* INPUT *

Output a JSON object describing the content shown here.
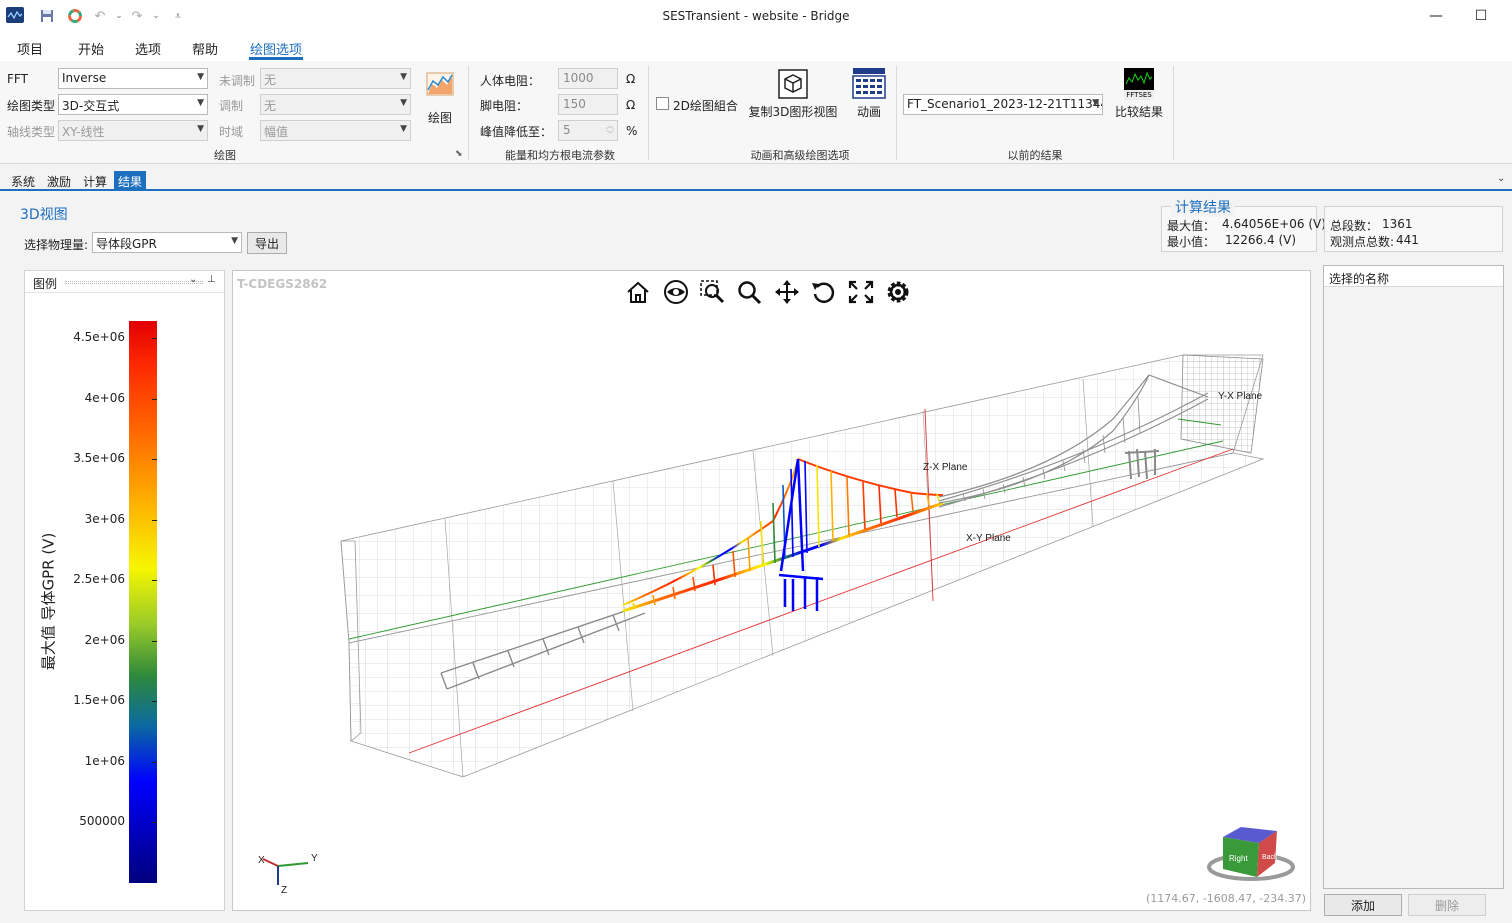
{
  "window": {
    "title": "SESTransient - website - Bridge",
    "minimize_glyph": "—",
    "maximize_glyph": "☐"
  },
  "menu": {
    "items": [
      "项目",
      "开始",
      "选项",
      "帮助",
      "绘图选项"
    ],
    "active_index": 4
  },
  "ribbon": {
    "plot_group": {
      "label": "绘图",
      "fft_label": "FFT",
      "fft_value": "Inverse",
      "plot_type_label": "绘图类型",
      "plot_type_value": "3D-交互式",
      "axis_type_label": "轴线类型",
      "axis_type_value": "XY-线性",
      "unmodulated_label": "未调制",
      "unmodulated_value": "无",
      "modulation_label": "调制",
      "modulation_value": "无",
      "time_domain_label": "时域",
      "time_domain_value": "幅值",
      "plot_button_label": "绘图"
    },
    "energy_group": {
      "label": "能量和均方根电流参数",
      "body_resistance_label": "人体电阻：",
      "body_resistance_value": "1000",
      "body_resistance_unit": "Ω",
      "foot_resistance_label": "脚电阻：",
      "foot_resistance_value": "150",
      "foot_resistance_unit": "Ω",
      "peak_drop_label": "峰值降低至：",
      "peak_drop_value": "5",
      "peak_drop_unit": "%"
    },
    "animation_group": {
      "label": "动画和高级绘图选项",
      "combine_2d_label": "2D绘图組合",
      "copy_3d_label": "复制3D图形视图",
      "animation_label": "动画"
    },
    "previous_group": {
      "label": "以前的结果",
      "scenario_value": "FT_Scenario1_2023-12-21T113447",
      "compare_icon_text": "FFTSES",
      "compare_label": "比较結果"
    }
  },
  "tabs": [
    "系统",
    "激励",
    "计算",
    "结果"
  ],
  "active_tab_index": 3,
  "results": {
    "view_title": "3D视图",
    "select_quantity_label": "选择物理量:",
    "select_quantity_value": "导体段GPR",
    "export_label": "导出",
    "calc_title": "计算结果",
    "max_label": "最大值：",
    "max_value": "4.64056E+06  (V)",
    "min_label": "最小值：",
    "min_value": "12266.4  (V)",
    "total_segments_label": "总段数：",
    "total_segments_value": "1361",
    "total_points_label": "观测点总数:",
    "total_points_value": "441"
  },
  "legend": {
    "title": "图例",
    "axis_title": "最大值 导体GPR  (V)",
    "ticks": [
      {
        "label": "4.5e+06",
        "value": 4500000
      },
      {
        "label": "4e+06",
        "value": 4000000
      },
      {
        "label": "3.5e+06",
        "value": 3500000
      },
      {
        "label": "3e+06",
        "value": 3000000
      },
      {
        "label": "2.5e+06",
        "value": 2500000
      },
      {
        "label": "2e+06",
        "value": 2000000
      },
      {
        "label": "1.5e+06",
        "value": 1500000
      },
      {
        "label": "1e+06",
        "value": 1000000
      },
      {
        "label": "500000",
        "value": 500000
      }
    ],
    "range": [
      0,
      4640560
    ]
  },
  "viewport": {
    "watermark": "T-CDEGS2862",
    "plane_labels": {
      "zx": "Z-X Plane",
      "xy": "X-Y Plane",
      "yx": "Y-X Plane"
    },
    "axis_labels": {
      "x": "X",
      "y": "Y",
      "z": "Z"
    },
    "cube_labels": {
      "right": "Right",
      "back": "Back"
    },
    "coordinates": "(1174.67, -1608.47, -234.37)",
    "toolbar_icons": [
      "home-icon",
      "eye-icon",
      "zoom-window-icon",
      "zoom-icon",
      "pan-icon",
      "rotate-icon",
      "fullscreen-icon",
      "settings-gear-icon"
    ],
    "colors": {
      "accent": "#1d6fbf",
      "grid": "#b0b0b0",
      "x_axis": "#e03030",
      "y_axis": "#2e9a2e",
      "z_axis": "#e03030"
    }
  },
  "names_panel": {
    "header": "选择的名称",
    "add_label": "添加",
    "delete_label": "删除"
  }
}
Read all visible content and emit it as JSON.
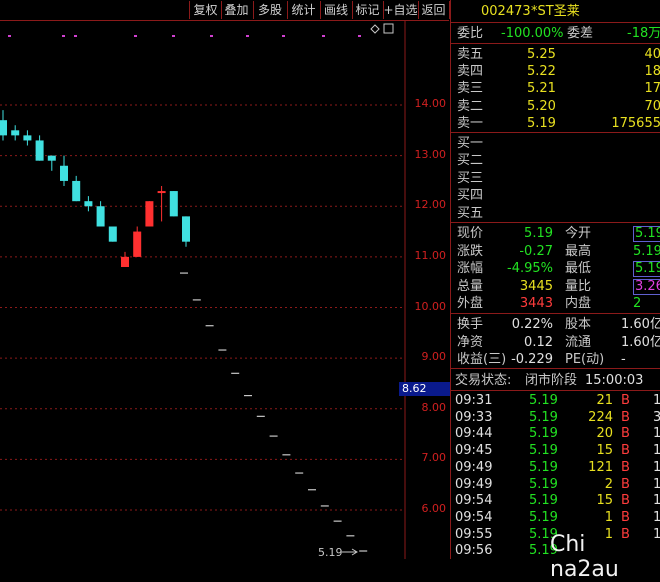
{
  "toolbar": {
    "buttons": [
      "复权",
      "叠加",
      "多股",
      "统计",
      "画线",
      "标记",
      "+自选",
      "返回"
    ]
  },
  "chart": {
    "y_ticks": [
      "14.00",
      "13.00",
      "12.00",
      "11.00",
      "10.00",
      "9.00",
      "8.00",
      "7.00",
      "6.00"
    ],
    "current_price_flag": "8.62",
    "last_price_label": "5.19",
    "colors": {
      "up": "#ff3030",
      "down": "#40e0e0",
      "grid": "#8b1a1a",
      "dash": "#c8c8c8"
    },
    "candles": [
      {
        "o": 13.7,
        "h": 13.9,
        "l": 13.3,
        "c": 13.4
      },
      {
        "o": 13.5,
        "h": 13.6,
        "l": 13.3,
        "c": 13.4
      },
      {
        "o": 13.4,
        "h": 13.5,
        "l": 13.2,
        "c": 13.3
      },
      {
        "o": 13.3,
        "h": 13.4,
        "l": 12.9,
        "c": 12.9
      },
      {
        "o": 13.0,
        "h": 13.0,
        "l": 12.7,
        "c": 12.9
      },
      {
        "o": 12.8,
        "h": 13.0,
        "l": 12.4,
        "c": 12.5
      },
      {
        "o": 12.5,
        "h": 12.6,
        "l": 12.1,
        "c": 12.1
      },
      {
        "o": 12.1,
        "h": 12.2,
        "l": 11.9,
        "c": 12.0
      },
      {
        "o": 12.0,
        "h": 12.1,
        "l": 11.6,
        "c": 11.6
      },
      {
        "o": 11.6,
        "h": 11.6,
        "l": 11.3,
        "c": 11.3
      },
      {
        "o": 10.8,
        "h": 11.1,
        "l": 10.8,
        "c": 11.0
      },
      {
        "o": 11.0,
        "h": 11.6,
        "l": 11.0,
        "c": 11.5
      },
      {
        "o": 11.6,
        "h": 12.1,
        "l": 11.6,
        "c": 12.1
      },
      {
        "o": 12.3,
        "h": 12.4,
        "l": 11.7,
        "c": 12.3
      },
      {
        "o": 12.3,
        "h": 12.3,
        "l": 11.8,
        "c": 11.8
      },
      {
        "o": 11.8,
        "h": 11.8,
        "l": 11.2,
        "c": 11.3
      }
    ],
    "limit_down": [
      10.68,
      10.15,
      9.64,
      9.16,
      8.7,
      8.26,
      7.85,
      7.46,
      7.09,
      6.73,
      6.4,
      6.08,
      5.78,
      5.49,
      5.19
    ]
  },
  "quote": {
    "code": "002473",
    "name": "*ST圣莱",
    "weibi_label": "委比",
    "weibi_value": "-100.00%",
    "weicha_label": "委差",
    "weicha_value": "-18万",
    "sell": [
      {
        "label": "卖五",
        "price": "5.25",
        "vol": "40"
      },
      {
        "label": "卖四",
        "price": "5.22",
        "vol": "18"
      },
      {
        "label": "卖三",
        "price": "5.21",
        "vol": "17"
      },
      {
        "label": "卖二",
        "price": "5.20",
        "vol": "70"
      },
      {
        "label": "卖一",
        "price": "5.19",
        "vol": "175655"
      }
    ],
    "buy": [
      {
        "label": "买一"
      },
      {
        "label": "买二"
      },
      {
        "label": "买三"
      },
      {
        "label": "买四"
      },
      {
        "label": "买五"
      }
    ],
    "stats": [
      {
        "l1": "现价",
        "v1": "5.19",
        "c1": "green",
        "l2": "今开",
        "v2": "5.19",
        "c2": "green",
        "box": true
      },
      {
        "l1": "涨跌",
        "v1": "-0.27",
        "c1": "green",
        "l2": "最高",
        "v2": "5.19",
        "c2": "green"
      },
      {
        "l1": "涨幅",
        "v1": "-4.95%",
        "c1": "green",
        "l2": "最低",
        "v2": "5.19",
        "c2": "green",
        "box": true
      },
      {
        "l1": "总量",
        "v1": "3445",
        "c1": "yellow",
        "l2": "量比",
        "v2": "3.26",
        "c2": "magenta",
        "box": true
      },
      {
        "l1": "外盘",
        "v1": "3443",
        "c1": "red",
        "l2": "内盘",
        "v2": "2",
        "c2": "green"
      }
    ],
    "fund": [
      {
        "l1": "换手",
        "v1": "0.22%",
        "l2": "股本",
        "v2": "1.60亿"
      },
      {
        "l1": "净资",
        "v1": "0.12",
        "l2": "流通",
        "v2": "1.60亿"
      },
      {
        "l1": "收益(三)",
        "v1": "-0.229",
        "l2": "PE(动)",
        "v2": "-"
      }
    ],
    "status_label": "交易状态:",
    "status_value": "闭市阶段",
    "status_time": "15:00:03"
  },
  "ticks": [
    {
      "time": "09:31",
      "price": "5.19",
      "vol": "21",
      "side": "B",
      "n": "1"
    },
    {
      "time": "09:33",
      "price": "5.19",
      "vol": "224",
      "side": "B",
      "n": "3"
    },
    {
      "time": "09:44",
      "price": "5.19",
      "vol": "20",
      "side": "B",
      "n": "1"
    },
    {
      "time": "09:45",
      "price": "5.19",
      "vol": "15",
      "side": "B",
      "n": "1"
    },
    {
      "time": "09:49",
      "price": "5.19",
      "vol": "121",
      "side": "B",
      "n": "1"
    },
    {
      "time": "09:49",
      "price": "5.19",
      "vol": "2",
      "side": "B",
      "n": "1"
    },
    {
      "time": "09:54",
      "price": "5.19",
      "vol": "15",
      "side": "B",
      "n": "1"
    },
    {
      "time": "09:54",
      "price": "5.19",
      "vol": "1",
      "side": "B",
      "n": "1"
    },
    {
      "time": "09:55",
      "price": "5.19",
      "vol": "1",
      "side": "B",
      "n": "1"
    },
    {
      "time": "09:56",
      "price": "5.19",
      "vol": "",
      "side": "",
      "n": ""
    }
  ],
  "watermark": "Chi na2au"
}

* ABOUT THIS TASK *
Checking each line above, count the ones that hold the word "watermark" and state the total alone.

* RESULT *
2